When an object of the Bar class is created it creates a new object of the Foo class, which is stored in pFoo. To Access pFoo we can call Bar::getFoo which returns a std::shared_ptr to the Foo object created in the Bar constructor. Internally, a copy of the std::shared_ptr object is created and returned. The copy constructor of std::shared_ptr copies the internal pointer to the Foo object and increases the reference count. This would, for example, happen in the following example:

void SomeAction()
{
	Bar* pBar = new Bar(); //with the Bar object, a new Foo is created and stored
	//reference counter = 1
 
	std::shared_ptr<Foo> pFoo = pBar->getFoo(); //a copy of the shared pointer is created
	//reference counter = 2
 
	pFoo->doSomething(); 
 
	delete pBar; //with pBar the private pFoo is destroyed
	//reference conter = 1
 
	return; //with the return the local pFoo is destroyed automatically 
	//reference counter = 0
	//internally the std::shared_ptr destroys the reference to the Foo object
}


So there's no need for Bar to care about deleting pFoo, which increases memory management severely.

void SomeOtherAction(std::shared_ptr<Bar> pBar)
{
	std::shared_ptr<Foo> pFoo = pBar->getFoo(); //a copy of the shared pointer is created
	//reference counter = 2
 
	pFoo->doSomething(); 
 
	return; //local pFoo is destroyed
	//reference counter = 1
}


When the function returns, pBar is deleted, but there is still a copy of the std::shared_ptr outside the scope of the function, therefor the internal Bar object will not be destroyed, which sustains the reference to the Foo object, which is in turn not destroyed either.

With smart_ptr it is easily possible passing and returning references to objects without rising to run into memory leaks or access deleted references. Thus they are a really powerful feature of modern memory management.

[edit] weak_ptr

[edit] auto_ptr

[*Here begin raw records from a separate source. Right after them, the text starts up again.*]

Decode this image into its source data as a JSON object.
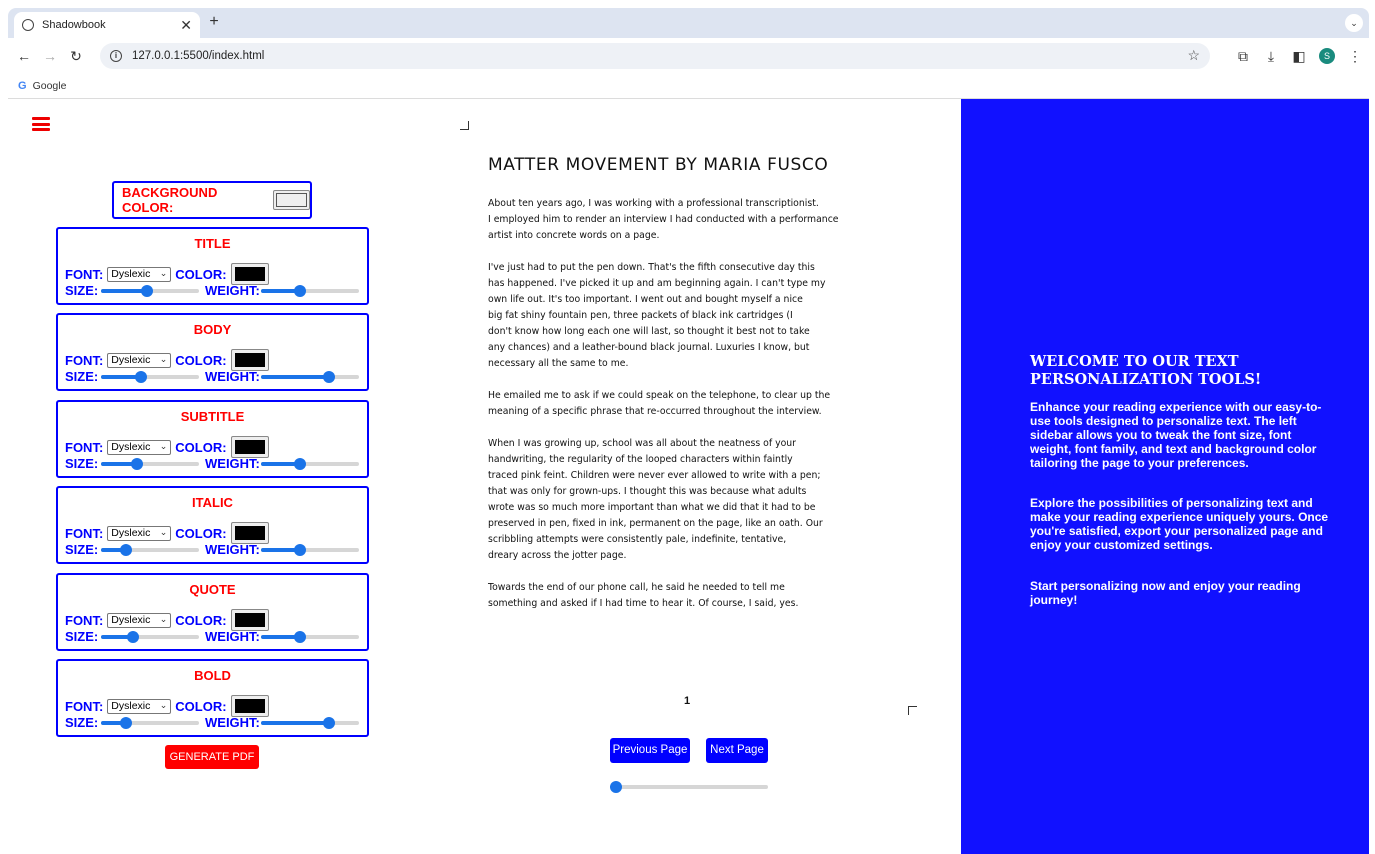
{
  "browser": {
    "tab_title": "Shadowbook",
    "new_tab_symbol": "+",
    "url": "127.0.0.1:5500/index.html",
    "bookmark_label": "Google",
    "profile_initial": "S"
  },
  "sidebar": {
    "background_color_label": "BACKGROUND COLOR:",
    "font_label": "FONT:",
    "color_label": "COLOR:",
    "size_label": "SIZE:",
    "weight_label": "WEIGHT:",
    "panels": [
      {
        "title": "TITLE",
        "font": "Dyslexic",
        "color": "#000000",
        "size_level": 0.47,
        "weight_level": 0.38
      },
      {
        "title": "BODY",
        "font": "Dyslexic",
        "color": "#000000",
        "size_level": 0.4,
        "weight_level": 0.72
      },
      {
        "title": "SUBTITLE",
        "font": "Dyslexic",
        "color": "#000000",
        "size_level": 0.35,
        "weight_level": 0.38
      },
      {
        "title": "ITALIC",
        "font": "Dyslexic",
        "color": "#000000",
        "size_level": 0.22,
        "weight_level": 0.38
      },
      {
        "title": "QUOTE",
        "font": "Dyslexic",
        "color": "#000000",
        "size_level": 0.3,
        "weight_level": 0.38
      },
      {
        "title": "BOLD",
        "font": "Dyslexic",
        "color": "#000000",
        "size_level": 0.22,
        "weight_level": 0.72
      }
    ],
    "generate_pdf_label": "GENERATE PDF"
  },
  "reader": {
    "title": "MATTER MOVEMENT BY MARIA FUSCO",
    "paragraphs": [
      "About ten years ago, I was working with a professional transcriptionist.\nI employed him to render an interview I had conducted with a performance\nartist into concrete words on a page.",
      "I've just had to put the pen down. That's the fifth consecutive day this\nhas happened. I've picked it up and am beginning again. I can't type my\nown life out. It's too important. I went out and bought myself a nice\nbig fat shiny fountain pen, three packets of black ink cartridges (I\ndon't know how long each one will last, so thought it best not to take\nany chances) and a leather-bound black journal. Luxuries I know, but\nnecessary all the same to me.",
      "He emailed me to ask if we could speak on the telephone, to clear up the\nmeaning of a specific phrase that re-occurred throughout the interview.",
      "When I was growing up, school was all about the neatness of your\nhandwriting, the regularity of the looped characters within faintly\ntraced pink feint. Children were never ever allowed to write with a pen;\nthat was only for grown-ups. I thought this was because what adults\nwrote was so much more important than what we did that it had to be\npreserved in pen, fixed in ink, permanent on the page, like an oath. Our\nscribbling attempts were consistently pale, indefinite, tentative,\ndreary across the jotter page.",
      "Towards the end of our phone call, he said he needed to tell me\nsomething and asked if I had time to hear it. Of course, I said, yes."
    ],
    "page_number": "1",
    "previous_label": "Previous Page",
    "next_label": "Next Page",
    "page_slider_level": 0.0
  },
  "welcome": {
    "heading": "WELCOME TO OUR TEXT PERSONALIZATION TOOLS!",
    "p1": "Enhance your reading experience with our easy-to-use tools designed to personalize text. The left sidebar allows you to tweak the font size, font weight, font family, and text and background color tailoring the page to your preferences.",
    "p2": "Explore the possibilities of personalizing text and make your reading experience uniquely yours. Once you're satisfied, export your personalized page and enjoy your customized settings.",
    "p3": "Start personalizing now and enjoy your reading journey!"
  },
  "colors": {
    "accent_blue": "#0000ff",
    "label_red": "#ff0000",
    "panel_bg": "#1111ff",
    "slider_blue": "#1a73e8"
  }
}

The auto_ptr<> was the first implementation of a smart pointer in the standard library. However, when the new C++ standard (C++11) was defined, it was replaced by the unique_ptr template due to some design flaws and new features of the language. Since this is a tutorial, the auto_ptr<> is not explained here. Use the new, improved smart pointers described above.